But Penn doesn’t think the re-launches are a “money grab” per se. “[Ralph] realized, from [seeing] other brands, that he was leaving a lot of money on the table,” he states, “but it wouldn’t make sense if Polo was doing this to get their bottom-line up because they didn’t make enough items. And he’s not making money off of the resale.”
According to Penn, who says he’s hyped for the new Snow Beach collection, the re-release is an indirect acknowledgement from Polo—much like the signing of Tyson Beckford back in 1993. Beckford, then a 23-year-old black model from the Bronx, became the face of Polo Sport and was a far cry from the white, preppy models the brand had primarily been using. Many, including Penn, saw it as the company’s way of tipping its cap to the ‘hood. There was something powerful in seeing someone that looked like you and your friends in a national campaign like Polo Sport.
Polo’s recognition of hip-hop wasn’t as straightforward as Tommy Hilfiger’s, who seeded rappers and singers with garments, most notably Aaliyah, who herself appeared in a Tommy commercial. But maybe the label didn’t necessarily have to. The decision to remain neutral and not pander to hip-hop has kept it more relevant than Tommy over the years.
It’s hard to pinpoint exactly why Polo decided to bring back both the Snow Beach and ‘92 Stadium collections. Polo declined to comment for this piece and would only speak on background, but according to a representative for the brand, the company re-released the original Snow Beach collection because it’s been deeply embraced by streetwear collectors. They also wanted the re-launch to be authentic and to create product and imagery that connected with ‘Lo heads today. Still, there’s no denying that the brand is aware of the Lo-Lifes and the impact hip-hop has had on its brand. Tom Gould, who co-published the book Bury Me With the Lo On with Lo-Life founder Thirstin Howl III, shot the new Snow Beach campaigns for Polo. Earlier today Just Blaze posted on Instagram that he and Raekwon surprised everyone waiting on line at Polo's NYC Prince Street store. According to Raekwon's manager, Polo reached out to Just Blaze, who insisted Raekwon be there.

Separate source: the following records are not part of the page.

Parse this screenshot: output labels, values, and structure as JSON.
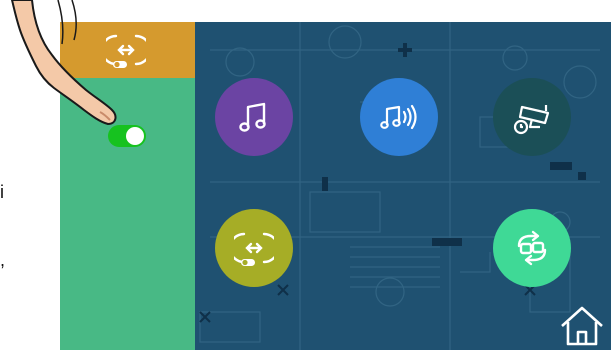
{
  "colors": {
    "background": "#1f5171",
    "sidebar": "#48b985",
    "sidebar_header": "#d59a2e",
    "toggle_on": "#16c21f"
  },
  "sidebar": {
    "header_icon": "door-transfer-icon",
    "toggle": {
      "state": "on"
    }
  },
  "buttons": [
    {
      "icon": "music-note-icon",
      "color": "#6b44a3"
    },
    {
      "icon": "music-volume-icon",
      "color": "#2f7fd6"
    },
    {
      "icon": "cctv-camera-timer-icon",
      "color": "#1b4f57"
    },
    {
      "icon": "door-transfer-icon",
      "color": "#a6ad26"
    },
    {
      "icon": "swap-hands-icon",
      "color": "#3fd996"
    }
  ],
  "nav": {
    "home_icon": "home-icon"
  },
  "edge_text": {
    "char_1": "i",
    "char_2": ","
  }
}
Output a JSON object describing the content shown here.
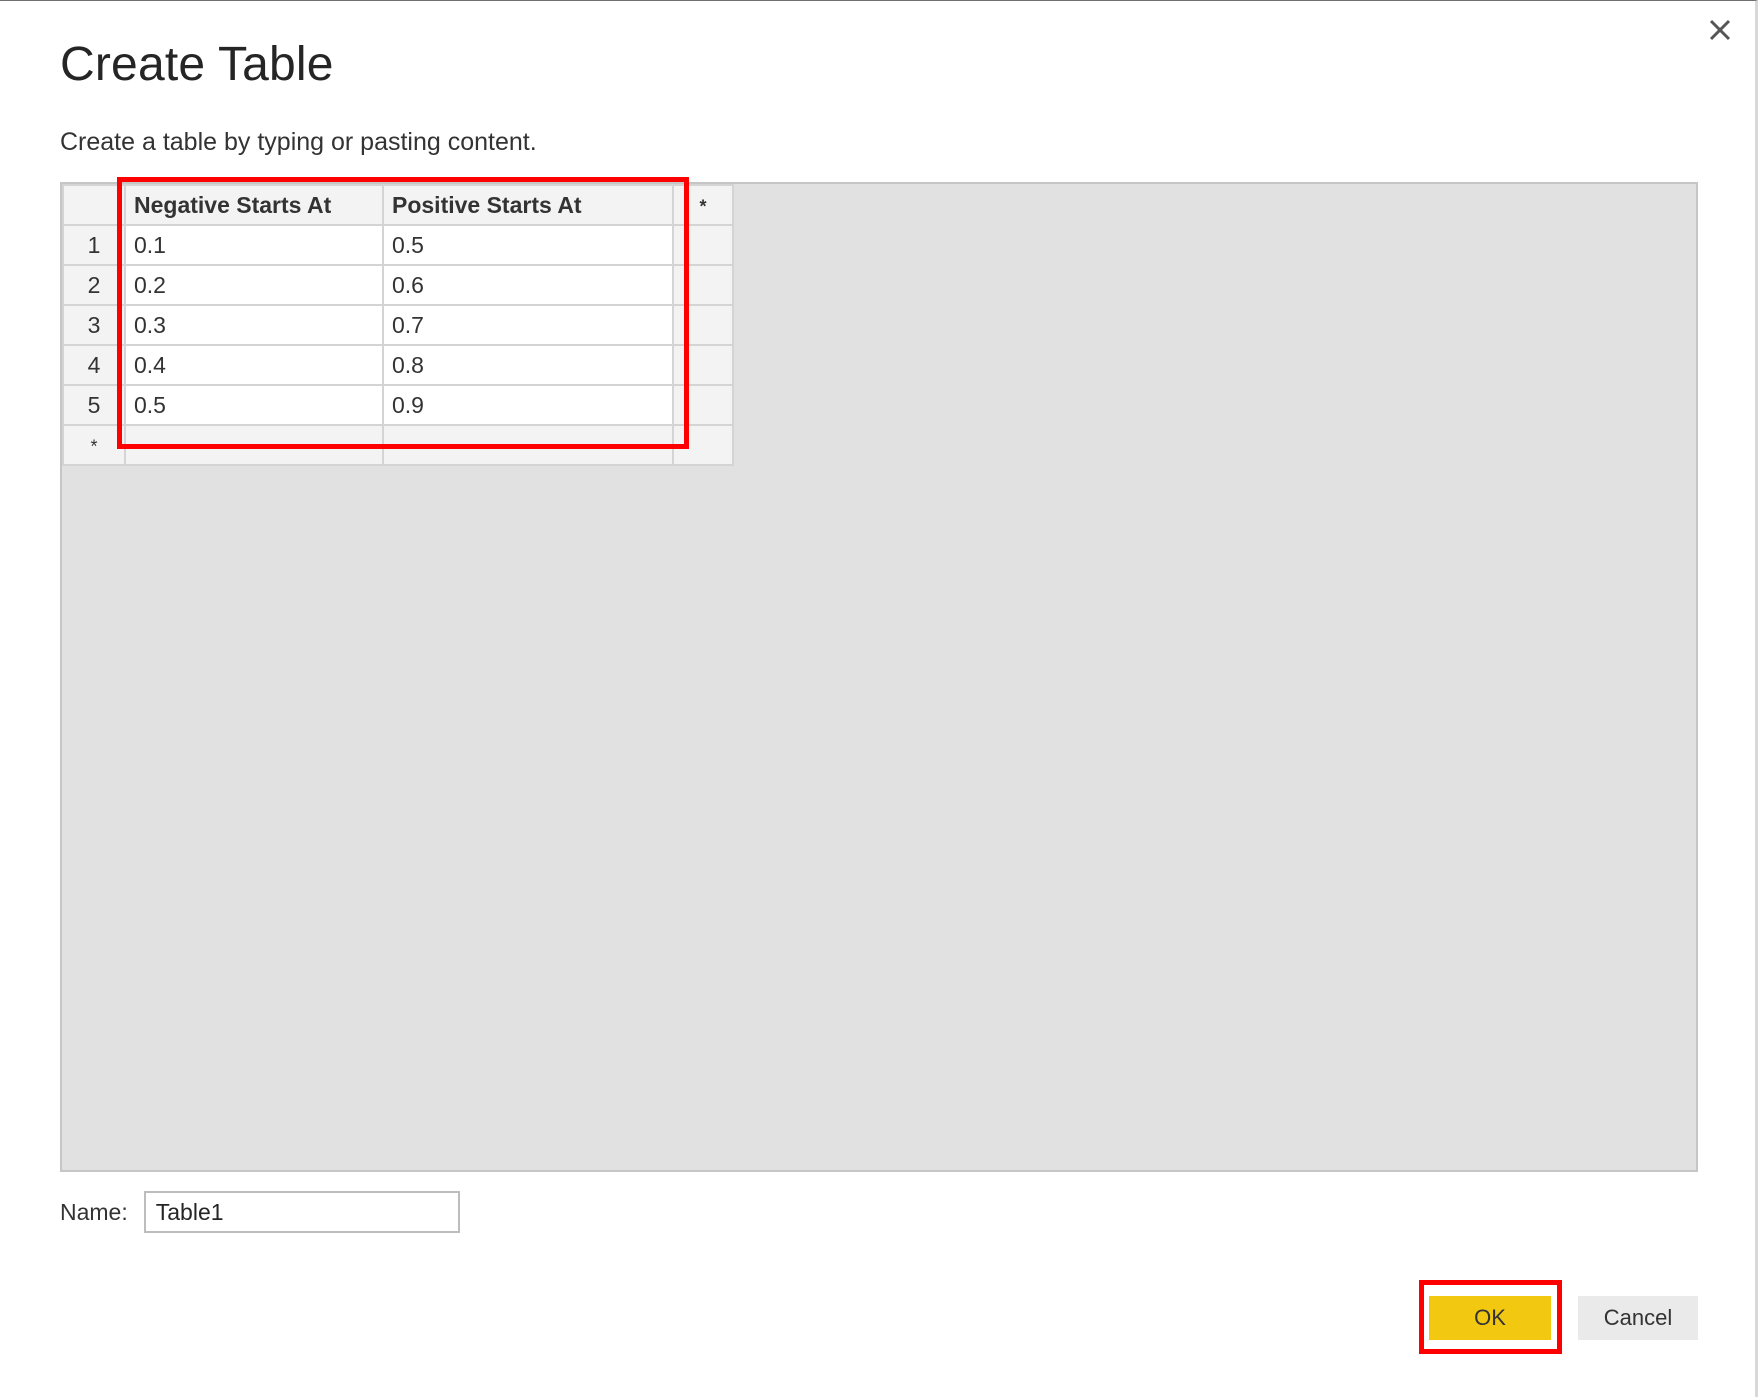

Hip-hop doesn’t need Ralph Lauren. Hip-hop has never needed anybody or any brand for anything. Would Polo openly acknowledging hip-hop be cool? Sure. But the company runs the risk of being viewed as corny panderers, and nobody likes to be pandered to. As of right now, Polo Ralph Lauren is still the benchmark when it comes to American fashion, and has never stolen a hip-hop aesthetic and trotted it out as if it were its own idea. Polo and hip-hop fit naturally like a handshake. Turning its nose up and pretending we haven’t helped the brand in terms of visibility and free marketing makes us covet Polo even more; it’s a genius move on the brand’s part.
Still, an ad campaign with Raekwon rocking the Snow Beach on a wintery mountain would’ve been incredible and extremely important to Polo/rap relations. “They shoulda called me,” Raekwon recently told Complex. “I felt a little bit insulted that I didn’t get a personal call. But, like I said, I want to talk to Ralph Lauren personally and tell him, ‘Yo, you know the boy who did those for you. Just call me. Say, ‘What up?’” And he’s right.
You can see Raekwon, 2 Chainz, Young Dro, Just Blaze, Tyson Beckford, the Lo-Lifes, and many more talk about their love and appreciation for Polo Ralph Lauren, and how hip-hop impacted the brand when we release our documentary Horse Power on Tuesday, Feb. 13, 2017. Check out the trailer here.